--- START ---

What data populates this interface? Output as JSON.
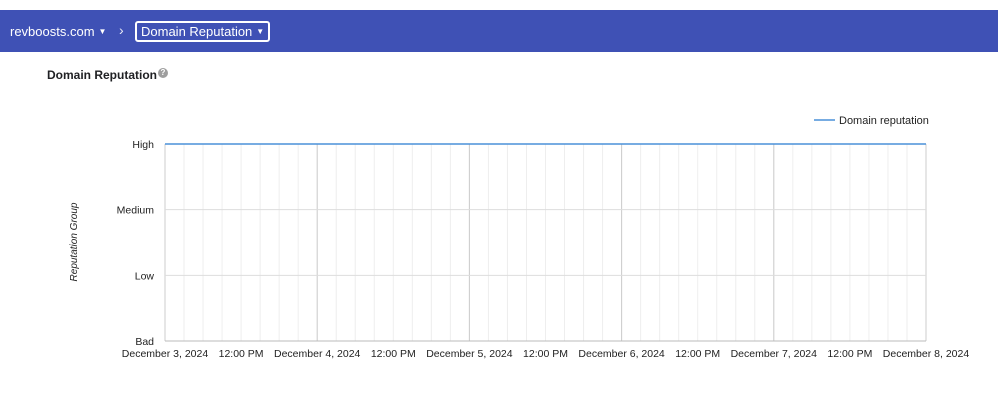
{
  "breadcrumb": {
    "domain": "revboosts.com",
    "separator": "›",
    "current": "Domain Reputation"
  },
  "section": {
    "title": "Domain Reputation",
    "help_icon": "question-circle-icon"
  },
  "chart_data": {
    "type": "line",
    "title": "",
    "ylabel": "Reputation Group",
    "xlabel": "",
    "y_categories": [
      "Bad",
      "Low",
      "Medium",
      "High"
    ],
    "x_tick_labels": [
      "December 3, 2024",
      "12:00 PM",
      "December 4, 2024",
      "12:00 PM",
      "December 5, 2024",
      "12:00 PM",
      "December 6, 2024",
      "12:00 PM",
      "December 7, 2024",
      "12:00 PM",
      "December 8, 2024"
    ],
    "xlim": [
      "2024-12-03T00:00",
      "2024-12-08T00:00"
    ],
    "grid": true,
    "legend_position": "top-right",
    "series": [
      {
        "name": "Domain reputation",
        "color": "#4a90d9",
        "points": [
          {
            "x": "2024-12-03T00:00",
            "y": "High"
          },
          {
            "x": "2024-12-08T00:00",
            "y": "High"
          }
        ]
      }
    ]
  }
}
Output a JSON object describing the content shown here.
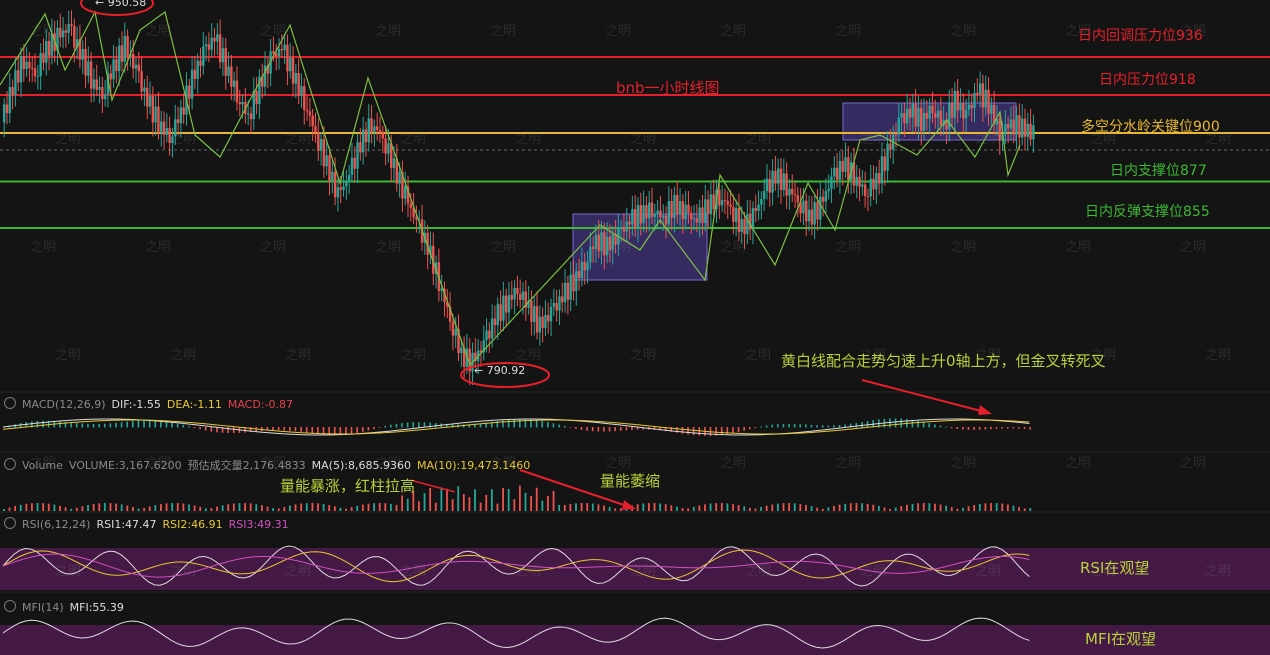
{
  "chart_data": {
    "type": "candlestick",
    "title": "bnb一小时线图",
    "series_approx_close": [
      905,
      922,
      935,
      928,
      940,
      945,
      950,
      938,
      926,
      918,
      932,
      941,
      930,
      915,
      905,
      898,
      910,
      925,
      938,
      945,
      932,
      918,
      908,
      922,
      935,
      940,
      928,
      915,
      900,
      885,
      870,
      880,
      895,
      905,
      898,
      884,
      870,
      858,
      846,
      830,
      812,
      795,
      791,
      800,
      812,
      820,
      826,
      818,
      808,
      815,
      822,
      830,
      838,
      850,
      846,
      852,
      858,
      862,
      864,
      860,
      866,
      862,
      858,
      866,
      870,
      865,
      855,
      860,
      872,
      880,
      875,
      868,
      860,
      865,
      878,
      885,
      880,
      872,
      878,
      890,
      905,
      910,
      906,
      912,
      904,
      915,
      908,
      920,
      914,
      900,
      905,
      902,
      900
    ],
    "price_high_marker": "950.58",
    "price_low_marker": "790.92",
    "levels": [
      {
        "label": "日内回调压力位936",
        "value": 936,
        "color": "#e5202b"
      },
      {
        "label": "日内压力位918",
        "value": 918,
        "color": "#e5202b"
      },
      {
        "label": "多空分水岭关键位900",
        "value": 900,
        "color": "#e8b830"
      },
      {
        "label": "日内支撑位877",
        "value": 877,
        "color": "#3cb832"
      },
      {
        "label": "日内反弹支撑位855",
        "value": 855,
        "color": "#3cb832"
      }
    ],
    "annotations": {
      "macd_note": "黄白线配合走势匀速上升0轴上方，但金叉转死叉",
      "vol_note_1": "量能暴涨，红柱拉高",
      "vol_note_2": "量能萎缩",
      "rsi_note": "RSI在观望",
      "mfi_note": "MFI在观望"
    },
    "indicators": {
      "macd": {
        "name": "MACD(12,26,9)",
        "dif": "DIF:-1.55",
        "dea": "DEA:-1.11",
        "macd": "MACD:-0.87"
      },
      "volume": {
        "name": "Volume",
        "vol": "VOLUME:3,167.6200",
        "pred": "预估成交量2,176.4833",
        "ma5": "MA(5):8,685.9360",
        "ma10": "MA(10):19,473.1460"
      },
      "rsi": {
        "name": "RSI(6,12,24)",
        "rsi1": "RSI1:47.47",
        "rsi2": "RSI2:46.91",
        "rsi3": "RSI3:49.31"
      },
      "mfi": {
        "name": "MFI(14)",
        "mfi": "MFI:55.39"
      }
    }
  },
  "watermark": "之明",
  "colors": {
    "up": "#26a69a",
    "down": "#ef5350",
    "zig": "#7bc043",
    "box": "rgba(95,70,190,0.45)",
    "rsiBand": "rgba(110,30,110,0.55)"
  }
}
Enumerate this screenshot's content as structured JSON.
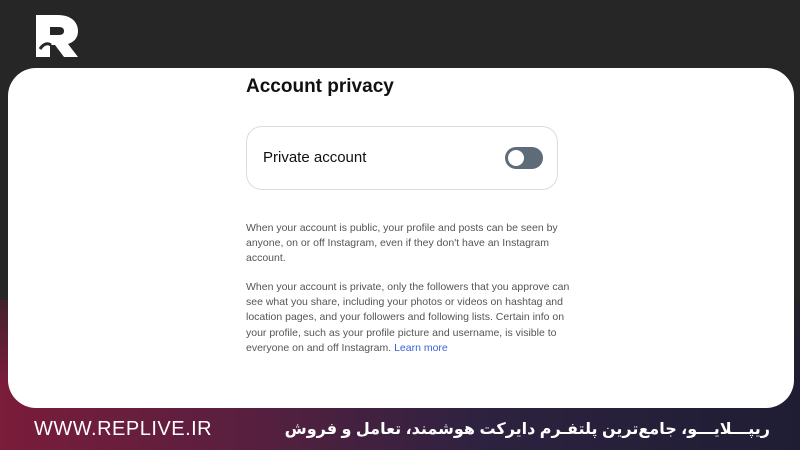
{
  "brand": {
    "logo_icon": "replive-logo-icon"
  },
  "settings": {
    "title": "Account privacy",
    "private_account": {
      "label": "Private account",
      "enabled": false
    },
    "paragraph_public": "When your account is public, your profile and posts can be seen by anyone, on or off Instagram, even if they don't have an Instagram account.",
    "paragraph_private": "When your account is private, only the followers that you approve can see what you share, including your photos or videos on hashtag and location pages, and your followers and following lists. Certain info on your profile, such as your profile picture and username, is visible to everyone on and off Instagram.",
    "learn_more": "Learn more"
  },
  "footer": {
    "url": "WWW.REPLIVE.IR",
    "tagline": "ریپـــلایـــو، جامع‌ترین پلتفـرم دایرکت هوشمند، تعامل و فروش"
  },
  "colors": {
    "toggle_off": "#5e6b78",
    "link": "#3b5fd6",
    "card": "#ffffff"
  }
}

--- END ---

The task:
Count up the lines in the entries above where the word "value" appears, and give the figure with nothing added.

Your solution:
5